Te reo Māori is flourishing in Aotearoa. Whether you know a little or a lot, it’s important to get the basics right. Here are five simple ways you can support te reo each day — in your work or at home.
Te Aka Māori Dictionary is your go-to source for spelling Māori words. Add it as a favourite to your browser. Te Aka also comes as an app for your smartphone, so you can find out the meaning of Māori words in the world around you.
Every entry in Te Aka includes audio of the word read by a native speaker, so you can easily check correct pronunciation. Just click on the microphone symbol next to the word you’ve searched for. Try it for words you’ve known all your life — the correct pronunciation might surprise you.
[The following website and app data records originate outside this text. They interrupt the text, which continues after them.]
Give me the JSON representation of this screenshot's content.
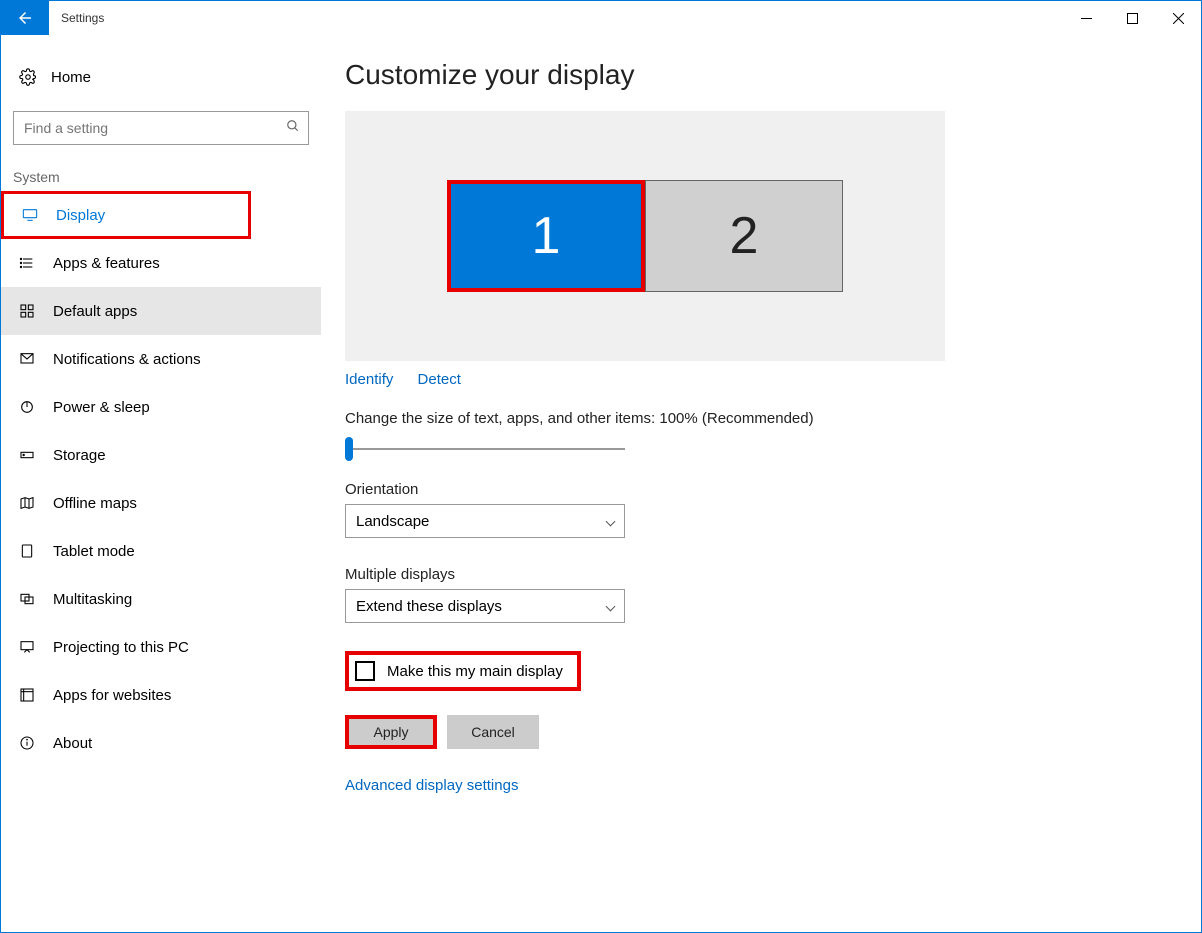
{
  "window_title": "Settings",
  "home_label": "Home",
  "search_placeholder": "Find a setting",
  "section_label": "System",
  "sidebar": [
    {
      "key": "display",
      "label": "Display",
      "active": true,
      "selected": false
    },
    {
      "key": "apps-features",
      "label": "Apps & features"
    },
    {
      "key": "default-apps",
      "label": "Default apps",
      "selected": true
    },
    {
      "key": "notifications",
      "label": "Notifications & actions"
    },
    {
      "key": "power-sleep",
      "label": "Power & sleep"
    },
    {
      "key": "storage",
      "label": "Storage"
    },
    {
      "key": "offline-maps",
      "label": "Offline maps"
    },
    {
      "key": "tablet-mode",
      "label": "Tablet mode"
    },
    {
      "key": "multitasking",
      "label": "Multitasking"
    },
    {
      "key": "projecting",
      "label": "Projecting to this PC"
    },
    {
      "key": "apps-websites",
      "label": "Apps for websites"
    },
    {
      "key": "about",
      "label": "About"
    }
  ],
  "page_title": "Customize your display",
  "monitors": {
    "m1": "1",
    "m2": "2"
  },
  "identify_label": "Identify",
  "detect_label": "Detect",
  "scale_text": "Change the size of text, apps, and other items: 100% (Recommended)",
  "orientation_label": "Orientation",
  "orientation_value": "Landscape",
  "multidisplays_label": "Multiple displays",
  "multidisplays_value": "Extend these displays",
  "maindisplay_label": "Make this my main display",
  "apply_label": "Apply",
  "cancel_label": "Cancel",
  "advanced_label": "Advanced display settings"
}
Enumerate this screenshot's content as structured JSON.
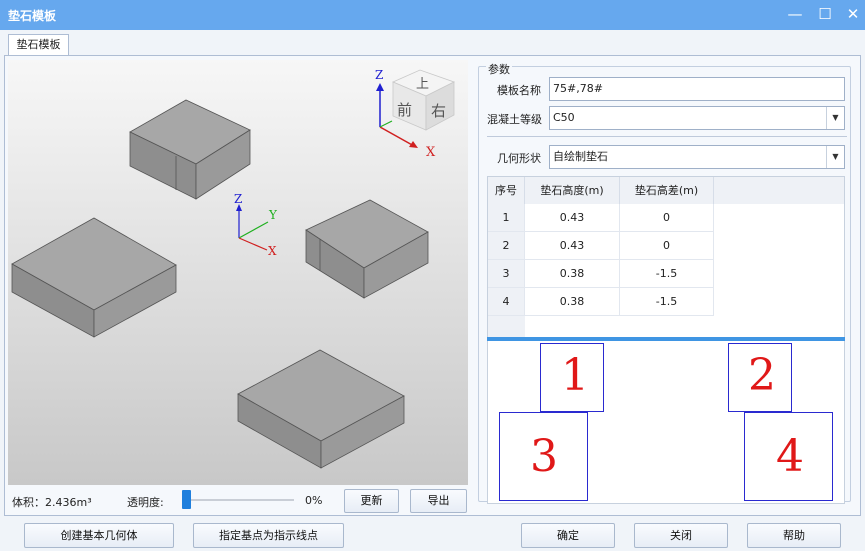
{
  "window": {
    "title": "垫石模板",
    "min_icon": "minimize-icon",
    "max_icon": "maximize-icon",
    "close_icon": "close-icon"
  },
  "tab": {
    "label": "垫石模板"
  },
  "viewport": {
    "axis_large": {
      "z": "Z",
      "x": "X"
    },
    "axis_small": {
      "z": "Z",
      "y": "Y",
      "x": "X"
    },
    "view_cube": {
      "top": "上",
      "front": "前",
      "right": "右"
    }
  },
  "params": {
    "group_title": "参数",
    "template_name_label": "模板名称",
    "template_name_value": "75#,78#",
    "concrete_label": "混凝土等级",
    "concrete_value": "C50",
    "shape_label": "几何形状",
    "shape_value": "自绘制垫石"
  },
  "table": {
    "headers": [
      "序号",
      "垫石高度(m)",
      "垫石高差(m)"
    ],
    "rows": [
      [
        "1",
        "0.43",
        "0"
      ],
      [
        "2",
        "0.43",
        "0"
      ],
      [
        "3",
        "0.38",
        "-1.5"
      ],
      [
        "4",
        "0.38",
        "-1.5"
      ]
    ]
  },
  "preview_labels": [
    "1",
    "2",
    "3",
    "4"
  ],
  "status": {
    "volume": "体积：2.436m³",
    "opacity_label": "透明度:",
    "opacity_value": "0%",
    "opacity_fraction": 0
  },
  "buttons": {
    "update": "更新",
    "export": "导出",
    "create_basic": "创建基本几何体",
    "set_base_point": "指定基点为指示线点",
    "ok": "确定",
    "close": "关闭",
    "help": "帮助"
  },
  "colors": {
    "titlebar": "#66a8ee",
    "pad_outline": "#2a2ad0",
    "pad_number": "#e01818",
    "accent": "#1f7fdd"
  }
}
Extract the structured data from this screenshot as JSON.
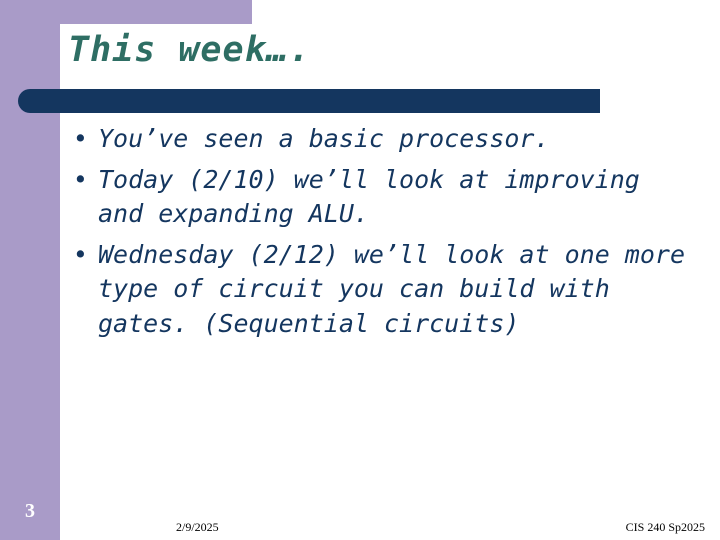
{
  "slide": {
    "title": "This week….",
    "bullets": [
      "You’ve seen a basic processor.",
      "Today (2/10) we’ll look at improving and expanding ALU.",
      "Wednesday (2/12) we’ll look at one more type of circuit you can build with gates. (Sequential circuits)"
    ],
    "bullet_glyph": "•",
    "number": "3"
  },
  "footer": {
    "date": "2/9/2025",
    "course": "CIS 240 Sp2025"
  },
  "colors": {
    "sidebar": "#a99bc8",
    "title_text": "#2e6e64",
    "title_bar": "#14365f",
    "body_text": "#14365f"
  }
}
Macrons, or tohutō, indicate long vowel sounds. They’re essential for clarifying how Māori words should be pronounced, which is especially important for words with similar spelling.
kākā (large native forest parrot)
kakā (hot, inflamed)
kāka (brown bittern — a rare bird living in swamps)
Use Te Aka to check for macrons, even for words you think you know well. Many commonly used Māori words require macrons: tēnā koe, kōrero, whānau, hapū, Pākehā.
Plurals don’t take an ‘s’ in Māori. The context shows whether a word is plural.
The kiwi is settling into its new environment.
The kiwi are in the nocturnal house with our three tuatara.
Capitalise Māori words exactly as you capitalise English words. That means using lower case except for starting sentences and for proper nouns (names of particular people, places, or things).
te reo Māori
Dame Whina Cooper
Te Tiriti o Waitangi
Te Puni Kōkiri